◆ **About this exercise**: Leave out the pictures and retype all the entries below exactly.

◆ **Dataset excerpts**:
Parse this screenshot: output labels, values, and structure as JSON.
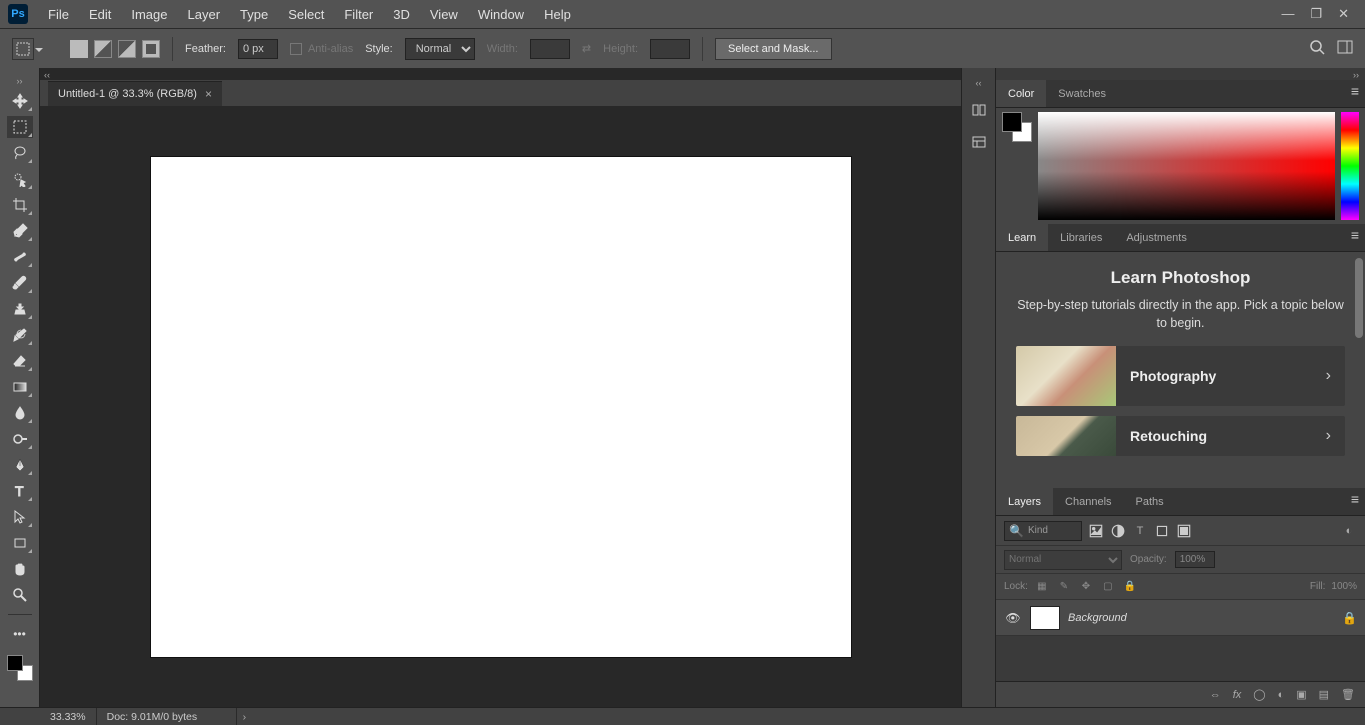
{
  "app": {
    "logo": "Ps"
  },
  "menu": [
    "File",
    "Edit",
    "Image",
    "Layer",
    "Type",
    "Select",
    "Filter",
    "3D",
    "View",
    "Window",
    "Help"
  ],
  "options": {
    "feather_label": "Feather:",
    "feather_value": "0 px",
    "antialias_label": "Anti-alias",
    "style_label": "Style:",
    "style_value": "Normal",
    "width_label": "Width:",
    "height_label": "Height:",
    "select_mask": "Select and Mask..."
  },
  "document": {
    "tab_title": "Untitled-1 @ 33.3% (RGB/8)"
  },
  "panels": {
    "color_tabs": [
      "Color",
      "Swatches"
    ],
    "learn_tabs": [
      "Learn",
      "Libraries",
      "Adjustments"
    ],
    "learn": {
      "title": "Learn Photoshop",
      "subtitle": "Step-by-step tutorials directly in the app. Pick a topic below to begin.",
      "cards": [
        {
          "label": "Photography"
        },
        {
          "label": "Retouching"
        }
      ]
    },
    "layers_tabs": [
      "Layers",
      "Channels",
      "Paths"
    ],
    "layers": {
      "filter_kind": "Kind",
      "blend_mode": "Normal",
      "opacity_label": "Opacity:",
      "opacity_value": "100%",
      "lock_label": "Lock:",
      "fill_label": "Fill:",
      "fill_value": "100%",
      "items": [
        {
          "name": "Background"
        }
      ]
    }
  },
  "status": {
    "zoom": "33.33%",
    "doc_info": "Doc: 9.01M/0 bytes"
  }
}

◆ **Your solution**:
Parse this screenshot: output labels, values, and structure as JSON.
{
  "app": {
    "logo": "Ps"
  },
  "menu": [
    "File",
    "Edit",
    "Image",
    "Layer",
    "Type",
    "Select",
    "Filter",
    "3D",
    "View",
    "Window",
    "Help"
  ],
  "options": {
    "feather_label": "Feather:",
    "feather_value": "0 px",
    "antialias_label": "Anti-alias",
    "style_label": "Style:",
    "style_value": "Normal",
    "width_label": "Width:",
    "height_label": "Height:",
    "select_mask": "Select and Mask..."
  },
  "document": {
    "tab_title": "Untitled-1 @ 33.3% (RGB/8)"
  },
  "panels": {
    "color_tabs": [
      "Color",
      "Swatches"
    ],
    "learn_tabs": [
      "Learn",
      "Libraries",
      "Adjustments"
    ],
    "learn": {
      "title": "Learn Photoshop",
      "subtitle": "Step-by-step tutorials directly in the app. Pick a topic below to begin.",
      "cards": [
        {
          "label": "Photography"
        },
        {
          "label": "Retouching"
        }
      ]
    },
    "layers_tabs": [
      "Layers",
      "Channels",
      "Paths"
    ],
    "layers": {
      "filter_kind": "Kind",
      "blend_mode": "Normal",
      "opacity_label": "Opacity:",
      "opacity_value": "100%",
      "lock_label": "Lock:",
      "fill_label": "Fill:",
      "fill_value": "100%",
      "items": [
        {
          "name": "Background"
        }
      ]
    }
  },
  "status": {
    "zoom": "33.33%",
    "doc_info": "Doc: 9.01M/0 bytes"
  }
}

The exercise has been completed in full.